The museum, one of the oldest religious museums in Italy, was founded in 1859 and is annexed to the Church of Sant’Andrea. The museum displays some of the most important works of Tuscan artists from the Late Middle Ages and the Renaissance, deriving mainly from churches and convents of the city.
The visit begins on the ground floor, where in addition to the room containing the sculptures of Mino da Fiesole and Tino da Camaino, one can admire the Baptisimal Font of 1447 attributed to Bernardo Rossellino and the frescoes including the Cristo in pietà (1425), the masterpiece of Masolino da Panicale, a famous artist responsabile for the frescoes of the Chapel of Saint Elena, in the nearby Church of Santo Stefano of the Augustinian, which can be visited with the same ticket as the museum.
The first floor is home to the Pinacoteca where paintings are displayed in chronological order. First one sees the works of Lorenzo Monaco and other Florentine artists from the 14th and 15th Centuries before passing in to the rooms dedicated to the Tuscan Renaissance where the precious Madonna in trono of Filippo Lippi predominates. The last rooms display the numerous works of Botticini, whose workshop was active between the 15th – 17th Century and who created the monumental tabernacles that came from the church.

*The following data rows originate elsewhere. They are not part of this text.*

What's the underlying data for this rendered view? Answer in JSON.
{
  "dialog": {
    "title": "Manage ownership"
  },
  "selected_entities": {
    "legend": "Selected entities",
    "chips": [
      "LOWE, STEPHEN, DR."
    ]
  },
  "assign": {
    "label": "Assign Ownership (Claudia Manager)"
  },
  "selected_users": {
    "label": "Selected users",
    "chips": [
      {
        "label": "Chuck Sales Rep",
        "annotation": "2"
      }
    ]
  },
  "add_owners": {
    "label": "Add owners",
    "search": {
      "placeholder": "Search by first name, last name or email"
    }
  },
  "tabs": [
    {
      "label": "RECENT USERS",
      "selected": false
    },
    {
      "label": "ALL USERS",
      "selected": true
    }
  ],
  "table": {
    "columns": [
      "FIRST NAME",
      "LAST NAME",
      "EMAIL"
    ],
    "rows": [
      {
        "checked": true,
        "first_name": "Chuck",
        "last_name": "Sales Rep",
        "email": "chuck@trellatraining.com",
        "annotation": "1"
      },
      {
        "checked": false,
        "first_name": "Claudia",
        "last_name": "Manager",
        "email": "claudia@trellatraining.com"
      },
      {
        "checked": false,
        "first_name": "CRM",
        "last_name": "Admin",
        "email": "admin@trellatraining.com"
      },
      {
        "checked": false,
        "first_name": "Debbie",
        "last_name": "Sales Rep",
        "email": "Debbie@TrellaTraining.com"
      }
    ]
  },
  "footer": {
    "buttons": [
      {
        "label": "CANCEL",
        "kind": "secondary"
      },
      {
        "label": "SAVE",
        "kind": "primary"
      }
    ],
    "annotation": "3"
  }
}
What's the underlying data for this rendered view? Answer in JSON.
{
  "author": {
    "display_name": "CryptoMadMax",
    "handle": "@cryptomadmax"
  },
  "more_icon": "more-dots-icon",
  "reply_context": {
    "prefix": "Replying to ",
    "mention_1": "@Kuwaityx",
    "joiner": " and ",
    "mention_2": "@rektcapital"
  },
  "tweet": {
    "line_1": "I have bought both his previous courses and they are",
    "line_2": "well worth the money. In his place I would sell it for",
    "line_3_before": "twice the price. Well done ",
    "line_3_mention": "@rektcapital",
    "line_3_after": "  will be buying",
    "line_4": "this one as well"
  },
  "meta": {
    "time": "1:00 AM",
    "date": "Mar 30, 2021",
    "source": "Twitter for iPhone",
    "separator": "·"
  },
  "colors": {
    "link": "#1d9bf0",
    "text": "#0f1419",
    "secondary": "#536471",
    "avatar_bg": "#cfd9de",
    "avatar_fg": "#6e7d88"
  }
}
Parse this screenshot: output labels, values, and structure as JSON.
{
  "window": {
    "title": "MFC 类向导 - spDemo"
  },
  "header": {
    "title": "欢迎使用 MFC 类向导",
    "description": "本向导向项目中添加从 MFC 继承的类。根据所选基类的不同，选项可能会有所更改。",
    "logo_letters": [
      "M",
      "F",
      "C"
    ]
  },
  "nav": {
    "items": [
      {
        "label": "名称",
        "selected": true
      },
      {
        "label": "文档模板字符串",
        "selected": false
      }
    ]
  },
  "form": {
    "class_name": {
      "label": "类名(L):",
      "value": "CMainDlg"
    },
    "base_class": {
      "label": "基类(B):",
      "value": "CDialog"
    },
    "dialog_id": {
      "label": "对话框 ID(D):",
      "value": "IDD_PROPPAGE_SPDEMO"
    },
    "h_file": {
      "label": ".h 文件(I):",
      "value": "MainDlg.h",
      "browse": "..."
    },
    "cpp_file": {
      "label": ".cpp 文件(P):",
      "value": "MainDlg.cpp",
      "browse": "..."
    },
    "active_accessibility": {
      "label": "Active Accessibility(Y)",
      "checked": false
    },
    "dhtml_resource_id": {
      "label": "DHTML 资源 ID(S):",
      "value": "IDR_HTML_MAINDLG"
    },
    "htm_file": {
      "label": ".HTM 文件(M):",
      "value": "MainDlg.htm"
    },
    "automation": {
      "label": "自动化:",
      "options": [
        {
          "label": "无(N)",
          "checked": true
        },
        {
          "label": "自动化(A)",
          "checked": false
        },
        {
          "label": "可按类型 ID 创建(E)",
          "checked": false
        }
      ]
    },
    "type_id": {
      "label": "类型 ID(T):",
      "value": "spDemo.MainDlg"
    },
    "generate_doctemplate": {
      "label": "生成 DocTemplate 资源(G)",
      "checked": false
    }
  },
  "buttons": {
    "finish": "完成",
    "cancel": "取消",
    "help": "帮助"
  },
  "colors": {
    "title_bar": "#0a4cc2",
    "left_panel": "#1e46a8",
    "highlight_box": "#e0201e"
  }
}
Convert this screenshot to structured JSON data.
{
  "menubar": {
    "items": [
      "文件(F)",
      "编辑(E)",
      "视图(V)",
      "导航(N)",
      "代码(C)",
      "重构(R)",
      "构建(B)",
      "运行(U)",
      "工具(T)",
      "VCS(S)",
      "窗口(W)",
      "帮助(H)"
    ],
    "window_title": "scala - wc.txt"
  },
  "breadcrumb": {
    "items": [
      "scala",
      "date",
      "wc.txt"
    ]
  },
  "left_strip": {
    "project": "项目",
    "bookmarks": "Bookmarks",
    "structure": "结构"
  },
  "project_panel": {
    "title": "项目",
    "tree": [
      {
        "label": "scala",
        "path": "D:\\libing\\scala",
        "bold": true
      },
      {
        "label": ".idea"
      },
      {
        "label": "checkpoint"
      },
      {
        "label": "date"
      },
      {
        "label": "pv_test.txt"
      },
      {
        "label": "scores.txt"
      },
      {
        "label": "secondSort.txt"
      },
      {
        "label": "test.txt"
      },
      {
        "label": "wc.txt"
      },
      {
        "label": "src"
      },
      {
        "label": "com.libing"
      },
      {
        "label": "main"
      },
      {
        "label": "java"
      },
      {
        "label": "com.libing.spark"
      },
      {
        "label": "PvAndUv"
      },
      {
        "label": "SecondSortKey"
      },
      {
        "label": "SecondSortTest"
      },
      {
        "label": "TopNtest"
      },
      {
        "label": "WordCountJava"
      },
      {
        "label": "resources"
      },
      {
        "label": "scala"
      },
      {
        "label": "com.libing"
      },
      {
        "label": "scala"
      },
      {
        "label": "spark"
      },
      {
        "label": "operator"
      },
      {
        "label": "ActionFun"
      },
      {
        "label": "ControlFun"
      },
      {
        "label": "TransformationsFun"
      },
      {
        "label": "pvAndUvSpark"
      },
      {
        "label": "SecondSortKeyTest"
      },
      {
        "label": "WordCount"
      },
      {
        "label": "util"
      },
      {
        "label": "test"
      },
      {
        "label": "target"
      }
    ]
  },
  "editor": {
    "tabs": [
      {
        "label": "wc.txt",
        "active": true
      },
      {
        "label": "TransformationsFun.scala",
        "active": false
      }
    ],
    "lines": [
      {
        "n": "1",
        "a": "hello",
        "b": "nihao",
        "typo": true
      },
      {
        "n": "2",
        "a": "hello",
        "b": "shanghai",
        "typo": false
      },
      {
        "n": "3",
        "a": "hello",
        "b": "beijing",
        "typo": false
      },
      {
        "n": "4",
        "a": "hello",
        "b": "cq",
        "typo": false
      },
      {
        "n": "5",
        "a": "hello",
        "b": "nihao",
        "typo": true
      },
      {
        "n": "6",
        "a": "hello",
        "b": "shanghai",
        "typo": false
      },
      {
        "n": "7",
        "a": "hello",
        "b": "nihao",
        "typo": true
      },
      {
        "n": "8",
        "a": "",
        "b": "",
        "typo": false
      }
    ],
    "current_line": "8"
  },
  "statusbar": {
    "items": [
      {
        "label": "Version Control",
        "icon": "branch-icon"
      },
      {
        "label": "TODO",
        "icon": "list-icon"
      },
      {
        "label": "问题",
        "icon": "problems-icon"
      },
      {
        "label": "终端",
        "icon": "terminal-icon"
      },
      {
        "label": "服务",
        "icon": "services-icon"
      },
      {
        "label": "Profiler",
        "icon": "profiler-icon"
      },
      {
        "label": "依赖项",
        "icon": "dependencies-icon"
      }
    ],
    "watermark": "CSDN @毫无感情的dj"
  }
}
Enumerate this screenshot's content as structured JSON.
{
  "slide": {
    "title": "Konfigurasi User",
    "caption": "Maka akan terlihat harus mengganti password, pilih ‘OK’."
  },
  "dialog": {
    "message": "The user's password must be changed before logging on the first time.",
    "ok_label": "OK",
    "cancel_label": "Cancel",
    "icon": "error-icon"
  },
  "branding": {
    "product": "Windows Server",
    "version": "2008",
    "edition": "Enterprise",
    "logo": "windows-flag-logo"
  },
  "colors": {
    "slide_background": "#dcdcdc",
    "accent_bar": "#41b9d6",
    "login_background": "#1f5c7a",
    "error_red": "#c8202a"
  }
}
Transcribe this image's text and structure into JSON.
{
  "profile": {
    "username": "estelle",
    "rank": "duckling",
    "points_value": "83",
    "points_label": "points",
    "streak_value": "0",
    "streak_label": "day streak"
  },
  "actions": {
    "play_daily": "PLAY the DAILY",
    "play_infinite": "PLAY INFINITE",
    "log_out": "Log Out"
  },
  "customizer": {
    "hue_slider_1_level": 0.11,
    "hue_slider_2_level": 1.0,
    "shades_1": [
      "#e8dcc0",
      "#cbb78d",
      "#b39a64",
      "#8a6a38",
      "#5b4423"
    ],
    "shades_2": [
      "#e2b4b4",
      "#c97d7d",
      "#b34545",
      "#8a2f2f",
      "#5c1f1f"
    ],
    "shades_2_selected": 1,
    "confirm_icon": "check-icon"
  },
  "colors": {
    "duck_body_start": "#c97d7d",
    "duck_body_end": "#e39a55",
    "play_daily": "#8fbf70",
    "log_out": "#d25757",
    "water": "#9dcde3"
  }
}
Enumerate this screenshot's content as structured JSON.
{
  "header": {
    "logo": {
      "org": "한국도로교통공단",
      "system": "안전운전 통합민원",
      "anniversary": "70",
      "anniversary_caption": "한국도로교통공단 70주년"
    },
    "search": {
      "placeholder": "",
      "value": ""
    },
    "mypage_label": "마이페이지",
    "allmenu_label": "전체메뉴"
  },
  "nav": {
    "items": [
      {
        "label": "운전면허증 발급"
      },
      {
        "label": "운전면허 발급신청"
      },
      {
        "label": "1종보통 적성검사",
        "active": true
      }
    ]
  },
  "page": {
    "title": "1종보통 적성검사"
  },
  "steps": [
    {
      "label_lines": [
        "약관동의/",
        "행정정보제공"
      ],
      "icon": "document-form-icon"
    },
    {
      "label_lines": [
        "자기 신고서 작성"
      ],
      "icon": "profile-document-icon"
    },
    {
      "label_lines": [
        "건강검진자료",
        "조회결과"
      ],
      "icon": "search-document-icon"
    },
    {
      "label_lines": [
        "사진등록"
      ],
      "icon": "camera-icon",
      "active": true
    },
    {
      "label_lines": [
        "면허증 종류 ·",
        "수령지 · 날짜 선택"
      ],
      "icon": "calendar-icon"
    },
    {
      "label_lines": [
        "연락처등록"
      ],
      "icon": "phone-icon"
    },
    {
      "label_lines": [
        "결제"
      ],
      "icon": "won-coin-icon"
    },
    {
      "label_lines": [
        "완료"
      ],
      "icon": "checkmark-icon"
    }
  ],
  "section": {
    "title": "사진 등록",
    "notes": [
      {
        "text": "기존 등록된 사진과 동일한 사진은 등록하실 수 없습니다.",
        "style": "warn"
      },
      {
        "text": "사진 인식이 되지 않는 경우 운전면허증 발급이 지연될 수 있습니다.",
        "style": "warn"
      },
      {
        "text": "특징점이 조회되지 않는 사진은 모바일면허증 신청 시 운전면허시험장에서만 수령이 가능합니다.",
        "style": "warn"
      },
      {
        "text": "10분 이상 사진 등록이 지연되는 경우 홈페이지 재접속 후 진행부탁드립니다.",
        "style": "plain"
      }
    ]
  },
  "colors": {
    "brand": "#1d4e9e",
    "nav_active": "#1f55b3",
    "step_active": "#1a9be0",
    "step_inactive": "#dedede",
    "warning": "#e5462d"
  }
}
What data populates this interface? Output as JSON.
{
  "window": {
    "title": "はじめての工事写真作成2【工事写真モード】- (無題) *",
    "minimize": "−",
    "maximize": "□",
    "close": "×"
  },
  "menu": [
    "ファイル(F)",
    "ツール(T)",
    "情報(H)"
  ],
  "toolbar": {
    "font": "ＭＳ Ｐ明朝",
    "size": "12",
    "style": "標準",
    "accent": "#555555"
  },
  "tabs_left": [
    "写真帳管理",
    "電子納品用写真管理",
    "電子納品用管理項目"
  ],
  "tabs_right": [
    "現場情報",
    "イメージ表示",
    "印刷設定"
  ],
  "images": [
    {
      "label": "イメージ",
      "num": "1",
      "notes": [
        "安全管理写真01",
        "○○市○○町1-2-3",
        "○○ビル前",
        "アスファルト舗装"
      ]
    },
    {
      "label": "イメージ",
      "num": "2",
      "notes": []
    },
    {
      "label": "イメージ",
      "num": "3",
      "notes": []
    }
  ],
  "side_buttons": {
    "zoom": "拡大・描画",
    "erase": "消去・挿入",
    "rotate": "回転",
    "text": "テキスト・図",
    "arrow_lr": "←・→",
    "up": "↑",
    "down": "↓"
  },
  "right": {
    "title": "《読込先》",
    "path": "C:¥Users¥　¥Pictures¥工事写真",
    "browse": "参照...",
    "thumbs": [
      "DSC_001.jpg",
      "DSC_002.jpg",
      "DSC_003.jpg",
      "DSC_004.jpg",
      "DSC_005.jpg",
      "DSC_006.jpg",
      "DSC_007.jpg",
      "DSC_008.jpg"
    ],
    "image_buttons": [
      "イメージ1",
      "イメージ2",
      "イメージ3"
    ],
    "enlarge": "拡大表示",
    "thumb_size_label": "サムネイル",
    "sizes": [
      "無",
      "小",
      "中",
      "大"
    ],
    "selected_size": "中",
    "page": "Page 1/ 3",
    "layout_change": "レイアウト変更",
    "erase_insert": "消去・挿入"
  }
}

From here one can access the loggia of the cloister where the terracotta sculptures from the workshop Andrea Della Robbia can be viewed.
The museum visit continues to the nearby church of Santo Stefano degli Augustinian.
Piazza della Prepositura, 3